"When hiking or walking the dog, be sure to check under any log, rock pile, or other fallen debris before approaching or sitting down," Roger Dickens, wildlife technical services manager at Ehrlich Pest Control, tells Best Life. "Bites often occur when a human hand is mistaken for a prey species or the snake feels threatened."
Wear protective clothing while gardening or exploring nature.
Sometimes, even staying alert isn't enough to keep you away from all snake encounters. That's why putting on the right gear can be essential to keeping yourself safe.
"If you know you'll be outside, especially in a snake-prone area, no matter what you're doing, you should wear long sleeves, long pants, thick socks, and boots," says Ben McInerney, founder of Home Garden Guides. "It might not seem necessary at the time, but this clothing will act as essential protection against snake bites!"
Covering up your extremities can help stave off any serious damage. "Copperheads are pit vipers with relatively short fangs," says Caballero. "Wearing robust clothing can prevent them from reaching your skin."
Don't reach blindly into dense brush.
One of the most common rules for avoiding snake bites is to look carefully before you step or reach into any area where they might be hiding.

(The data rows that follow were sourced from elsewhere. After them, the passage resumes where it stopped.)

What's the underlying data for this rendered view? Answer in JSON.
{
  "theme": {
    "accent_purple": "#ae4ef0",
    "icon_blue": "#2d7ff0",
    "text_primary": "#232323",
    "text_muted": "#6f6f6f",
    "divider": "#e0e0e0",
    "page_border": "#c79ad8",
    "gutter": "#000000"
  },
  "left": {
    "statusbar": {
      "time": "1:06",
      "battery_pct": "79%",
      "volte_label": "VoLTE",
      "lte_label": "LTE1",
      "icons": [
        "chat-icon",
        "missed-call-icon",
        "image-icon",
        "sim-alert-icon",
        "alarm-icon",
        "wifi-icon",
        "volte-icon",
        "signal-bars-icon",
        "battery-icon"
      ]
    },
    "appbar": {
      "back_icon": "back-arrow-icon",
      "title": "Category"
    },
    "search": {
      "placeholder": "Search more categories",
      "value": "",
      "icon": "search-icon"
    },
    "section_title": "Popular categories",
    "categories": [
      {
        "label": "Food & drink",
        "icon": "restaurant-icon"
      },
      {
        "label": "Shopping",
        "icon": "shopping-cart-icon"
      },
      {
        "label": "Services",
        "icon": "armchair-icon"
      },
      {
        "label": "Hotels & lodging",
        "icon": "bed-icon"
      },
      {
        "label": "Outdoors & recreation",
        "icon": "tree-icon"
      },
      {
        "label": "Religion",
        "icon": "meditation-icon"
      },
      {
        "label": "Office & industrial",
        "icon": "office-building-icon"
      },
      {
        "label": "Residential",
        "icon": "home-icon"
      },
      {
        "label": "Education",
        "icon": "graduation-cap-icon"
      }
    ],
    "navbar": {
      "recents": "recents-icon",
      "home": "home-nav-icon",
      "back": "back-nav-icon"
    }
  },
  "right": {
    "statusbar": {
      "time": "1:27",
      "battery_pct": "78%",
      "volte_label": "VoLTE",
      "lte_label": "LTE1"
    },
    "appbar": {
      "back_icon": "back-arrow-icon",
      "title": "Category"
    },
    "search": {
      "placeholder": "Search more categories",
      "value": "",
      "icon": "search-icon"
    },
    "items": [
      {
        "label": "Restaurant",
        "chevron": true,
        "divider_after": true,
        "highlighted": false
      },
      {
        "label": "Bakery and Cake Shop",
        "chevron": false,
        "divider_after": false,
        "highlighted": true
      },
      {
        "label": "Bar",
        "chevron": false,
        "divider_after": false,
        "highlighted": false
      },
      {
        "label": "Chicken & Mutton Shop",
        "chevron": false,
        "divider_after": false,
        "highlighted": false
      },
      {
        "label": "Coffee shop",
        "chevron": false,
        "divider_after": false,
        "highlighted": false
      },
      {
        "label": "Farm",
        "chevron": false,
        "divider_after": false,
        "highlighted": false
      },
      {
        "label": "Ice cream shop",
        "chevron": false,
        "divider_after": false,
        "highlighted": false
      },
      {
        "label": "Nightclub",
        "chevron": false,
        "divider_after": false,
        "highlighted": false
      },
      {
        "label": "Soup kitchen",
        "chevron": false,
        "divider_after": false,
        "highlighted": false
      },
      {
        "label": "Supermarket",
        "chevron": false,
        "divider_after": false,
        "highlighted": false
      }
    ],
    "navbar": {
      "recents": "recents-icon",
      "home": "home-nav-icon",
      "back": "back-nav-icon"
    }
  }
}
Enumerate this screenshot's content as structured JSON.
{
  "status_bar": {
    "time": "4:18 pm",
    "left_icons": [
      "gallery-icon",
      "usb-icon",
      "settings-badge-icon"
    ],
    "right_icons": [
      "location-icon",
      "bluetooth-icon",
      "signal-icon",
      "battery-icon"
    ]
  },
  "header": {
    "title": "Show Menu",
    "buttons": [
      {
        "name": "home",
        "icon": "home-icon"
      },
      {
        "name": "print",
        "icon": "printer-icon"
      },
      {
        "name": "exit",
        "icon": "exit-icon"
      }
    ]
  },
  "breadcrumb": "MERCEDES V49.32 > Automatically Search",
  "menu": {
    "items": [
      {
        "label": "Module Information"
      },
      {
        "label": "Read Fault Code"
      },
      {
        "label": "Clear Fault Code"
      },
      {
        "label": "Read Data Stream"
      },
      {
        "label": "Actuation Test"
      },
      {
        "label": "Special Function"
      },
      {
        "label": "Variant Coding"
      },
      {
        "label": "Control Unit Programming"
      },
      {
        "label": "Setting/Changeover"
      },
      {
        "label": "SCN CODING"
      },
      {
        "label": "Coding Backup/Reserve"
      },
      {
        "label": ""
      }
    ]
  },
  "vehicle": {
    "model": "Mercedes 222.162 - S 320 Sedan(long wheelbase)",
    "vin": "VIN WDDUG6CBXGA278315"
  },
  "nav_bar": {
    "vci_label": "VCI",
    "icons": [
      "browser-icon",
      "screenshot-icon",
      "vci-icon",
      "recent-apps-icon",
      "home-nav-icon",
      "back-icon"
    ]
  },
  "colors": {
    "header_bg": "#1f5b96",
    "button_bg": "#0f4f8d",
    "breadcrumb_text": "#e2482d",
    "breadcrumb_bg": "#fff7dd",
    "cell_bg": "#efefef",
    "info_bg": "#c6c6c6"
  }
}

This is especially true for anyone doing yardwork or trekking through thick brush.
"When working in dense foliage or areas where visibility is low, use long tools like a hoe or a stick to probe the area before proceeding," says Caballero. "This reduces the chance of accidentally stepping on a copperhead and provoking an attack."
Don't make your property inviting for copperheads.
Experts have noted that copperheads have shown an impressive ability to cope with human encroachment on their territory in recent years. So if you're trying to keep your property from becoming a popular hangout for the reptiles, it's best to stay on top of yard work and keep things tidy overall.
"Snakes love to hide in tall grass, underbrush, mounds of leaves, and other debris like wood or stone piles, so it's best to avoid these types of areas altogether," says McInerney. "If it's inevitable, then make sure to tread carefully and slowly or use a tool to reach where you can't see."
For more snake advice delivered straight to your inbox, sign up for our daily newsletter.
Don't try to kill or capture copperheads.
Even though they have a fearsome reputation, copperheads are still a naturally shy and non-aggressive species. That means barring any accidents or surprises, keeping your distance from them should be more than enough to keep you safe.
"If you see a copperhead, leave it alone," says Dickens. "Do not try to push it away, catch it, or disturb it. They are very fast and can strike without warning."
If you're still concerned that too many are hanging out, don't try to solve the problem yourself. Instead, Dickens suggests calling in a professional to relocate the animals in a way that's safe both for humans and the snakes involved.